I knew what general area I wanted to hunt, but had not made a final decision on which stand. We came to a stop at the spot on the road where I had to go left or right. When I asked the rookie hunter which one he wanted to try, he shrugged his shoulders and looked for me to make the best decision.

On the way up the mountain I was fairly sure we would be hunting the location to the west. There were some better shooting lanes and we could see the deer coming easier. But at the last minute, I talked myself into the other spot because of a gut feeling.

It did not take long to see that decision was a good one. After settling in and going over how we could get the rifle up and ready to shoot, I heard something walking behind us.

I quickly gave him a little nudge with my elbow and whispered to him a deer was heading in our direction. After I caught a glimpse of a single doe feeding along the top of the bench, I got his rifle angled where I thought she could walk through and got him into position.

The doe walked through the perfect location as he was quickly able to find her in the scope. A few second later we were celebrating as the new hunter harvested his first whitetail. At that moment my deer season was a success. Even if my buck tag would not get filled, the 2018 season would be a triumph.

Last year, I finished that dream season with a big eight-point before the rut occurred.

If I was going to replicate the previous year’s hunt, it was going to be during the last week of the season. Our three club soccer teams wrapped up their seasons, fall baseball season had ended and River’s ice hockey practice schedule allowed for hard hunting the final days of bow season.

After seeing some smaller bucks, I finally had the shot I was waiting for. A mature buck appeared out from behind a hemlock and started to walk the path in front of my ladder. But like many bucks when does are in the area that time of year, he changed his plans and took another route.

I had to make a decision to either pick an opening and attempt a shot or see if he would come back through at a later time. Last year I had the similar scenario which resulted in the buck currently mounted on the cabin wall.

When the buck stopped, I found a hole and let my arrow fly. A few seconds later I was lecturing myself as the deer safely walked out of sight. It is not a good feeling to hunt hard for a good buck and blow the opportunity when it finally arises.

I have missed before and it will happen again. That is part of the game. But it doesn’t make it any easier. Needless to say, I was a little grouchy that morning. I was happy I finally had my chance, but the result did not go as planned.

That night I showed River a photo of the buck I missed from a trail camera. After telling him the story of the morning’s hunt, I informed the youngest Knepp I was glad at least one of us was a good shot.
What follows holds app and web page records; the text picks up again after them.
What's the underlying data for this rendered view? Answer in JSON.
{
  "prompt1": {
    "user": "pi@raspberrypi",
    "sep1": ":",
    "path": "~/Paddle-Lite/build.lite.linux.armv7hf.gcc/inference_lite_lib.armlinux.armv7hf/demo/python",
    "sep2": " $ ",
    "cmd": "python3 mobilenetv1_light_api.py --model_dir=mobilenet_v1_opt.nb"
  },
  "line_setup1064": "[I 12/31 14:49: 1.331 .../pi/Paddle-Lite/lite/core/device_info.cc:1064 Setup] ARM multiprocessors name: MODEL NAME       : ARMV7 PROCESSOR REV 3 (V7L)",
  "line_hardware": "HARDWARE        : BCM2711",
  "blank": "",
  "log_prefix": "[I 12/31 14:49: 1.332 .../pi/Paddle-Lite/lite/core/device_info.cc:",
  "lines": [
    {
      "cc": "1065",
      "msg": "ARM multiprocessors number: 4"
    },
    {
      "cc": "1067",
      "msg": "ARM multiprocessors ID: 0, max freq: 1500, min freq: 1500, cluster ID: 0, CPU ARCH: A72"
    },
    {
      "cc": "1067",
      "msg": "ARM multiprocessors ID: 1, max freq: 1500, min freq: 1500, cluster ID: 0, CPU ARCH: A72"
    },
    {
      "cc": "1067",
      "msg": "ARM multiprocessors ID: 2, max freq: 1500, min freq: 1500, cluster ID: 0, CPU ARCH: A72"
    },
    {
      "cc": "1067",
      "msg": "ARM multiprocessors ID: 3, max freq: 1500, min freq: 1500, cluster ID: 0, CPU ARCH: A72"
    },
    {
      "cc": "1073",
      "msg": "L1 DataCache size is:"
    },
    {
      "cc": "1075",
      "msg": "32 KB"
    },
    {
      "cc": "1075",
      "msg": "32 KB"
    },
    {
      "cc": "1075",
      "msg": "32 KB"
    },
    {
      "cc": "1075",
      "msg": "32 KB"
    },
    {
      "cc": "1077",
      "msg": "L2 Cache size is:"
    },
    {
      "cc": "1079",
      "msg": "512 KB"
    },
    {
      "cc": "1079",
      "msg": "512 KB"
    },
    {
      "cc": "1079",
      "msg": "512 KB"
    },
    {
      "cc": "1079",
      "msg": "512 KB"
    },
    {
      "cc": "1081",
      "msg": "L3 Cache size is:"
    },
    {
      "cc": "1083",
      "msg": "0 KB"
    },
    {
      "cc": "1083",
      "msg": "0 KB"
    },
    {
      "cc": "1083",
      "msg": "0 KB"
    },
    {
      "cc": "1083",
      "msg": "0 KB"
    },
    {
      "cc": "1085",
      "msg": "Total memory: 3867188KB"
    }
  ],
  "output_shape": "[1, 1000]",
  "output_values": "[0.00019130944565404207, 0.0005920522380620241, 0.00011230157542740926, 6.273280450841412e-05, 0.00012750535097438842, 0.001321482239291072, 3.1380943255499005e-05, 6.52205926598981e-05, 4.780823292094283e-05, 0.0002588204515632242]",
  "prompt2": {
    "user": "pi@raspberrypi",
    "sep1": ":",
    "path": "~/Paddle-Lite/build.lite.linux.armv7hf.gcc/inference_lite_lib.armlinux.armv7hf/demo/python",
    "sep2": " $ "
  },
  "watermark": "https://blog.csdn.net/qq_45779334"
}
That smile on his face is the reason even if I do not get a buck in rifle season this year was another major success.


Zach Knepp writes about the outdoors for The Sentinel.